It is no secret that readers of the New Republic are not fans of the war. They are exercising their right to say so, but they do not have the right to perpetrate frauds and disseminate slander in order to bolster their arguments. "All is fair in love and war," but that does not extend to war correspondence, at least not responsible correspondence.

I expect reasonable people to disagree about myriad issues, but in a sort-of Mr. Smith Goes to Washington fashion, I expect them to do so honestly. This is particularly important when it comes to issues related to war, because as opposed to issues like wetlands, the consequences are so lasting and severe.

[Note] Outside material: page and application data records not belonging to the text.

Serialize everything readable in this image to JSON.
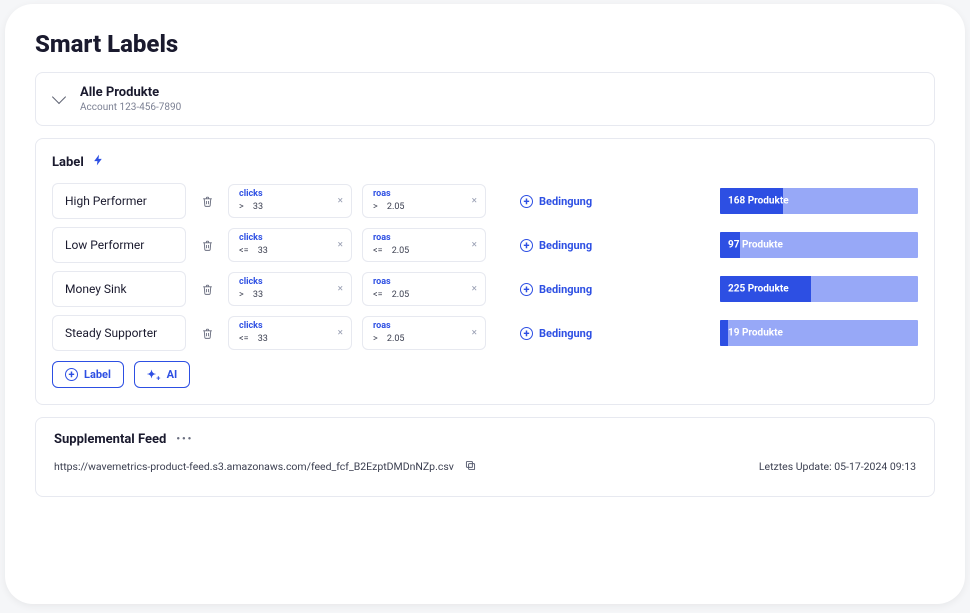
{
  "page_title": "Smart Labels",
  "account": {
    "title": "Alle Produkte",
    "sub": "Account 123-456-7890"
  },
  "label_section": {
    "heading": "Label"
  },
  "common": {
    "add_condition_label": "Bedingung",
    "products_word": "Produkte",
    "add_label_btn": "Label",
    "ai_btn": "AI"
  },
  "labels": [
    {
      "name": "High Performer",
      "conditions": [
        {
          "metric": "clicks",
          "op": ">",
          "value": "33"
        },
        {
          "metric": "roas",
          "op": ">",
          "value": "2.05"
        }
      ],
      "product_count": 168,
      "fill_pct": 32
    },
    {
      "name": "Low Performer",
      "conditions": [
        {
          "metric": "clicks",
          "op": "<=",
          "value": "33"
        },
        {
          "metric": "roas",
          "op": "<=",
          "value": "2.05"
        }
      ],
      "product_count": 97,
      "fill_pct": 10
    },
    {
      "name": "Money Sink",
      "conditions": [
        {
          "metric": "clicks",
          "op": ">",
          "value": "33"
        },
        {
          "metric": "roas",
          "op": "<=",
          "value": "2.05"
        }
      ],
      "product_count": 225,
      "fill_pct": 46
    },
    {
      "name": "Steady Supporter",
      "conditions": [
        {
          "metric": "clicks",
          "op": "<=",
          "value": "33"
        },
        {
          "metric": "roas",
          "op": ">",
          "value": "2.05"
        }
      ],
      "product_count": 19,
      "fill_pct": 4
    }
  ],
  "feed": {
    "title": "Supplemental Feed",
    "url": "https://wavemetrics-product-feed.s3.amazonaws.com/feed_fcf_B2EzptDMDnNZp.csv",
    "last_update_label": "Letztes Update:",
    "last_update_value": "05-17-2024 09:13"
  }
}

Those who would claim the article in question is factual will no doubt point to Abu Gharib and Hamdania and justify their beliefs using the broad brush theory, but given the number of soldiers in Iraq and the sheer volume of operations that take place there, these horrific incidents are clearly aberrations. In a zero-defect Army where troops are as likely to be spending time in "sensitivity training" as combat training, that such blatantly offensive and reprehensible behavior would occur repeatedly without adverse action is inconceivable.

This is not to say that the military does not have its share of jerks, tools, and other offensive personalities, but to imagine a unit filled with nothing but such reprobates is to imagine that your average combat arms unit are extras from the movie Platoon. Remember that this is the war where small teams of soldiers can and are identified as murder suspects, and violators of human rights and dignity capture their antics on digital cameras, yet we are to believe that an entire squad or more of men spend their days violating the UCMJ with impunity. At best, it strains credulity.

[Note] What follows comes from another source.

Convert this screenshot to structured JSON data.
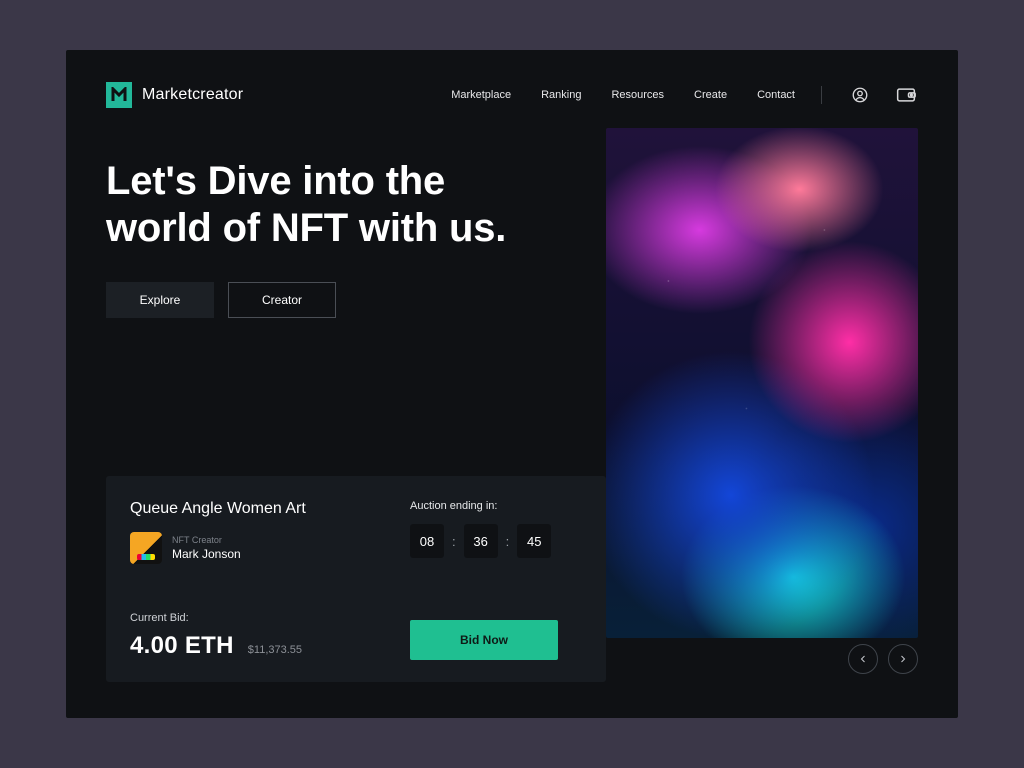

While it is probably a safe bet that the editors of the New Republic are not well versed in all things military, one would think that the former home of fabulist Stephen Glass would pay particular attention to checking facts, but there are ample reasons to doubt that this was done. The only reasonable explanation then is that the New Republic is unconcerned with facts when it comes to the war. If true, and absent a retraction or rock-solid proof of these activities, they cannot be trusted to engage in honest war-related discourse: there is no hope in arguing with a liar.

The most amazing thing about this situation is that knowing they were at a disadvantage when it came to military issues and facts on the ground, and knowing the power of bloggers - particularly milbloggers - they ran such a suspect story anyway. Did they think such an item would go unnoticed? Do they have some secret cache of corroborating evidence they are going to trot out in order to shut up and embarrass all the nay-sayers? If so, why not run a rock solid piece to begin with?

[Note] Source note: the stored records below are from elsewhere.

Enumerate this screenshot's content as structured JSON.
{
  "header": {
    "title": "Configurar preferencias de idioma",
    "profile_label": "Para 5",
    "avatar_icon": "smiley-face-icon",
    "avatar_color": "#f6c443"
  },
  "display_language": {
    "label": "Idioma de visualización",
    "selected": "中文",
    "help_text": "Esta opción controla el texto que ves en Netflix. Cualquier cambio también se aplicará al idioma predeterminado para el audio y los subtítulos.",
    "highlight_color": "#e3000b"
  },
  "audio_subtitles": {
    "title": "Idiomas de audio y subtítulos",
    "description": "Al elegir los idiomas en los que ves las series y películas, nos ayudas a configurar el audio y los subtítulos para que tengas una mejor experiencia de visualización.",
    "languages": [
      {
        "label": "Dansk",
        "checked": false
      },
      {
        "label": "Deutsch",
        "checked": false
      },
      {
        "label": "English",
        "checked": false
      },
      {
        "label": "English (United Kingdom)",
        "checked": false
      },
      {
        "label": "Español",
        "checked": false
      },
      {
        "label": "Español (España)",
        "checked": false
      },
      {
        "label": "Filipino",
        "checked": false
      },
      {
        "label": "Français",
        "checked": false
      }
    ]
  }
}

Iraq is not a garden party. Iraqis are dying daily and the surge, which just started in earnest a few weeks ago, is not guaranteed to bring about the conditions necessary for a political solution to Iraq's problems. There is plenty of bad news to go around without having to make up stories about war crimes. Such efforts only feed the propaganda machines of our enemies and fuel the distrust if not outright hatred of those who are dying for Iraq: soldiers. Soldiers who now also have to suffer the slander of those who lack the intestinal fortitude to state their case publicly.

1 Comment

Michael Kelly spins in his grave.
To think they've gone from an honorable man like that as editor to this shameful state of affairs.
RIP Michael